> PROBLEM STATEMENT
Every record below should be printed exactly, except for the pictures.

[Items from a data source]
_ _ _ _

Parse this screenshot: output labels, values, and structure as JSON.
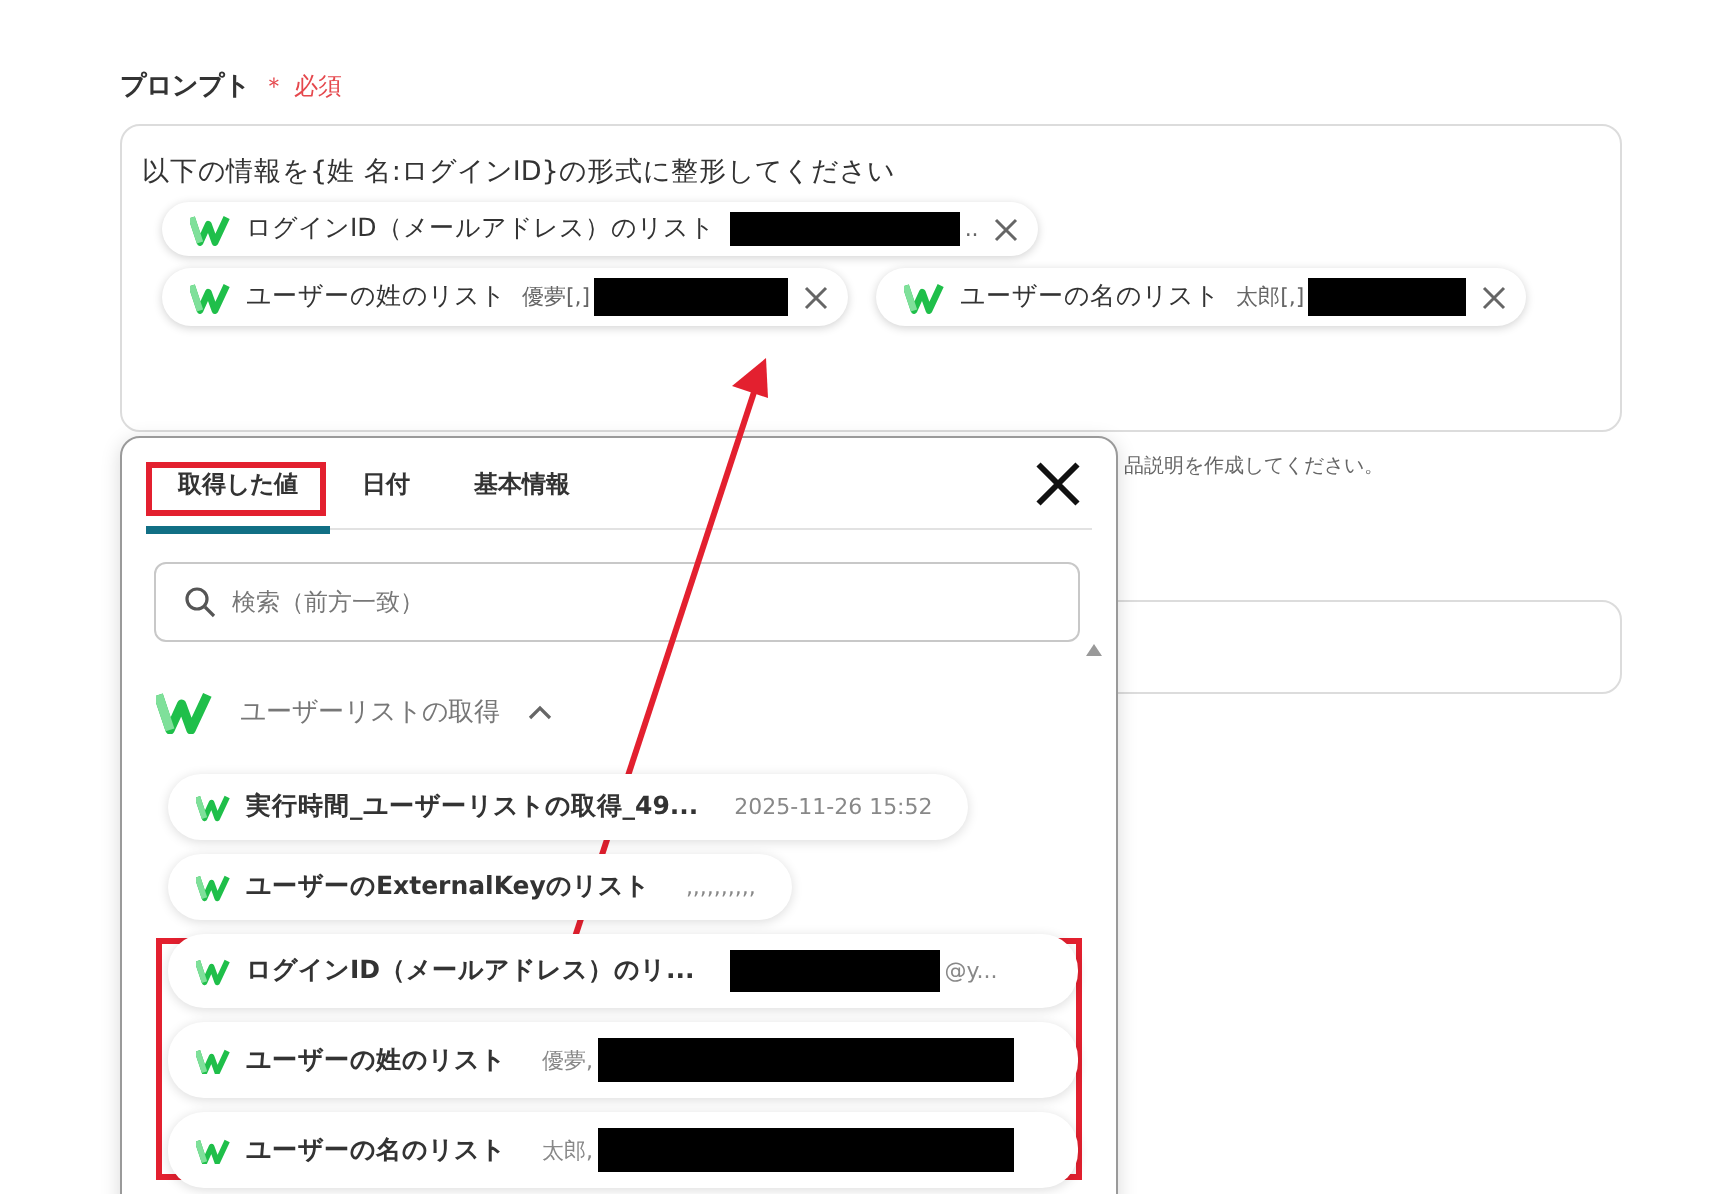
{
  "prompt": {
    "label": "プロンプト",
    "required_mark": "＊",
    "required": "必須",
    "text": "以下の情報を{姓 名:ログインID}の形式に整形してください",
    "chips": [
      {
        "label": "ログインID（メールアドレス）のリスト",
        "preview": ".."
      },
      {
        "label": "ユーザーの姓のリスト",
        "preview": "優夢[,]"
      },
      {
        "label": "ユーザーの名のリスト",
        "preview": "太郎[,]"
      }
    ]
  },
  "hint": "品説明を作成してください。",
  "popup": {
    "tabs": [
      {
        "label": "取得した値",
        "selected": true
      },
      {
        "label": "日付",
        "selected": false
      },
      {
        "label": "基本情報",
        "selected": false
      }
    ],
    "search": {
      "placeholder": "検索（前方一致）"
    },
    "group": {
      "title": "ユーザーリストの取得",
      "expanded": true
    },
    "items": [
      {
        "title": "実行時間_ユーザーリストの取得_49...",
        "preview": "2025-11-26 15:52"
      },
      {
        "title": "ユーザーのExternalKeyのリスト",
        "preview": ",,,,,,,,,,"
      },
      {
        "title": "ログインID（メールアドレス）のリ...",
        "preview": "@y..."
      },
      {
        "title": "ユーザーの姓のリスト",
        "preview": "優夢,"
      },
      {
        "title": "ユーザーの名のリスト",
        "preview": "太郎,"
      }
    ]
  }
}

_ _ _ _

> TASK RESPONSE
Parse this screenshot: output labels, values, and structure as JSON.
{
  "prompt": {
    "label": "プロンプト",
    "required_mark": "＊",
    "required": "必須",
    "text": "以下の情報を{姓 名:ログインID}の形式に整形してください",
    "chips": [
      {
        "label": "ログインID（メールアドレス）のリスト",
        "preview": ".."
      },
      {
        "label": "ユーザーの姓のリスト",
        "preview": "優夢[,]"
      },
      {
        "label": "ユーザーの名のリスト",
        "preview": "太郎[,]"
      }
    ]
  },
  "hint": "品説明を作成してください。",
  "popup": {
    "tabs": [
      {
        "label": "取得した値",
        "selected": true
      },
      {
        "label": "日付",
        "selected": false
      },
      {
        "label": "基本情報",
        "selected": false
      }
    ],
    "search": {
      "placeholder": "検索（前方一致）"
    },
    "group": {
      "title": "ユーザーリストの取得",
      "expanded": true
    },
    "items": [
      {
        "title": "実行時間_ユーザーリストの取得_49...",
        "preview": "2025-11-26 15:52"
      },
      {
        "title": "ユーザーのExternalKeyのリスト",
        "preview": ",,,,,,,,,,"
      },
      {
        "title": "ログインID（メールアドレス）のリ...",
        "preview": "@y..."
      },
      {
        "title": "ユーザーの姓のリスト",
        "preview": "優夢,"
      },
      {
        "title": "ユーザーの名のリスト",
        "preview": "太郎,"
      }
    ]
  }
}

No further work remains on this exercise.